In the data that follows, determine how many lines contain the word "title", and give only that number.

[Dataset rows for apps and sites]
---*---

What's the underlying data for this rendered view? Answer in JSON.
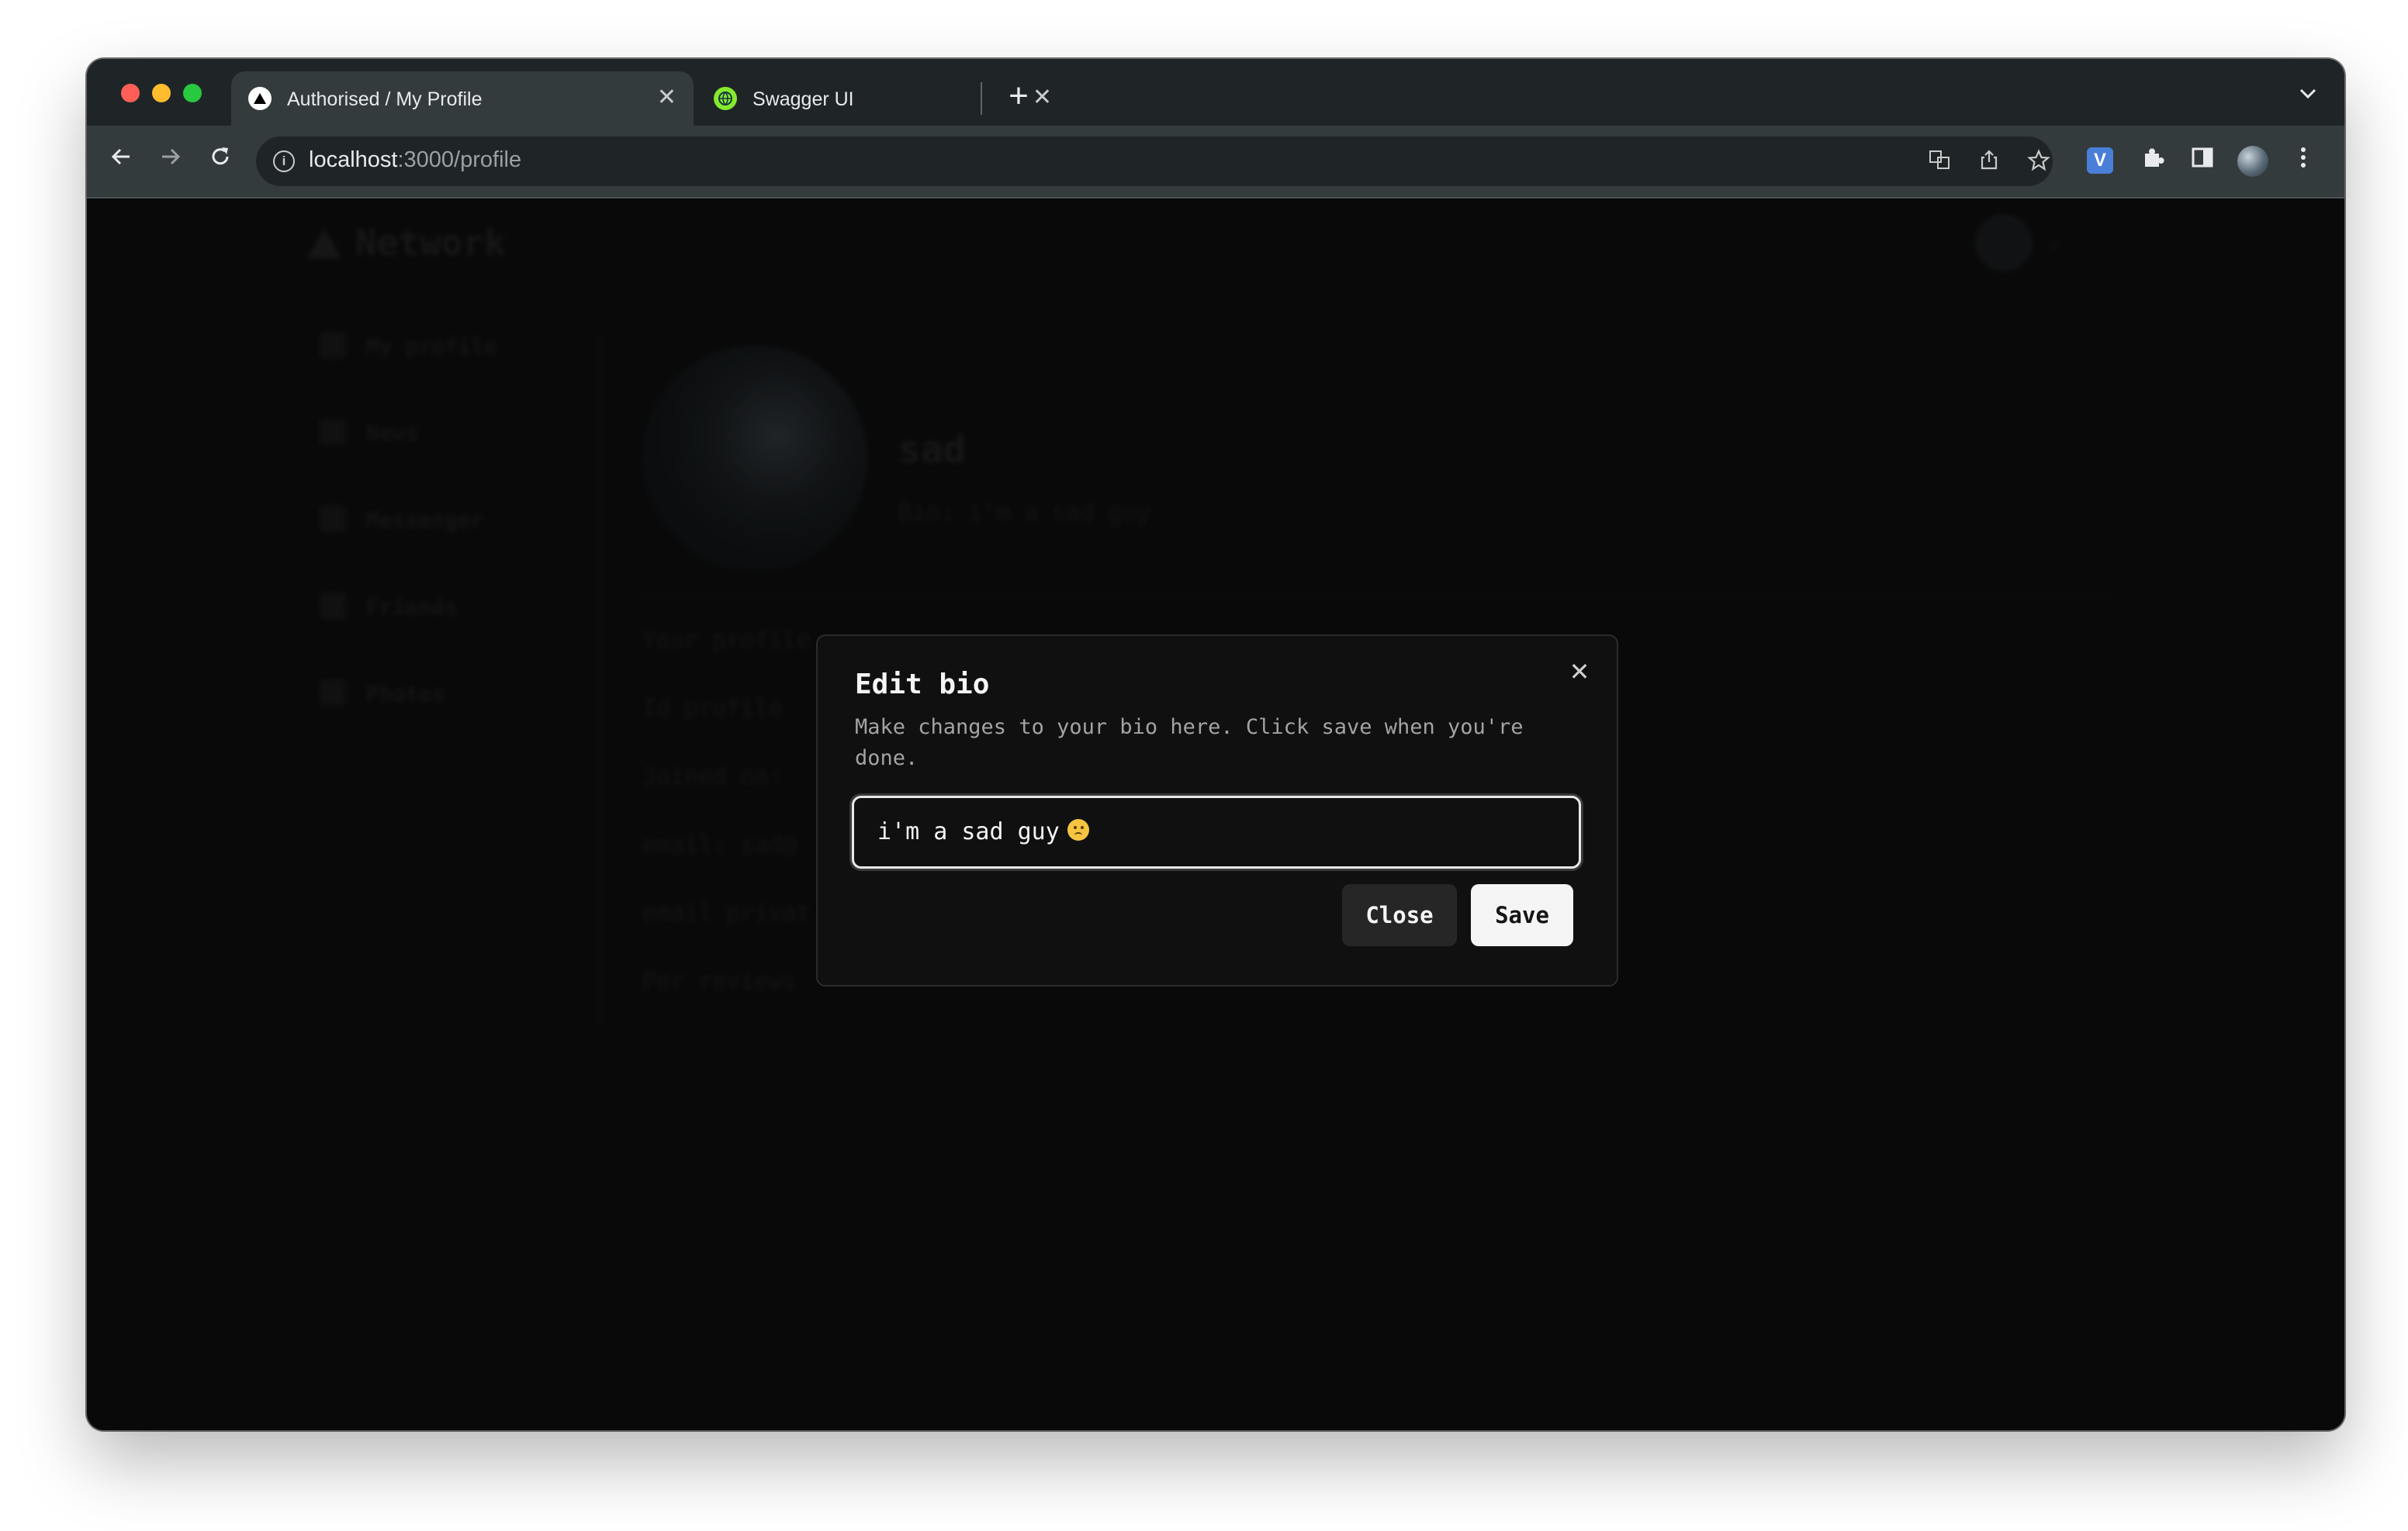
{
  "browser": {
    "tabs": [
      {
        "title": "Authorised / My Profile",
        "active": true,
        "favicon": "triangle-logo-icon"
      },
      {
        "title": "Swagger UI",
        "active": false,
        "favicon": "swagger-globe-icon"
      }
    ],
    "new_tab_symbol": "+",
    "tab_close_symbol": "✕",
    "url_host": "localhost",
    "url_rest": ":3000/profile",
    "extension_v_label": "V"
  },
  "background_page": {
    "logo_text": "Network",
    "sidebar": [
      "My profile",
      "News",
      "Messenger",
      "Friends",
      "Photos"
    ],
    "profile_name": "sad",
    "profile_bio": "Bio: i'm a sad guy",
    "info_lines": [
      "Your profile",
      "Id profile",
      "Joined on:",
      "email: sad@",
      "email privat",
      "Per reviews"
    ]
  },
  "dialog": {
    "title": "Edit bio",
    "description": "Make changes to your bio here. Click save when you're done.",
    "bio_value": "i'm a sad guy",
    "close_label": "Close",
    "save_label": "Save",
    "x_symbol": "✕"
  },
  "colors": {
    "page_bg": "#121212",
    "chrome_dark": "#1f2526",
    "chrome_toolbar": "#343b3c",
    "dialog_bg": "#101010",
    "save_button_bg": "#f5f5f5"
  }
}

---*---

### Finished exercise
3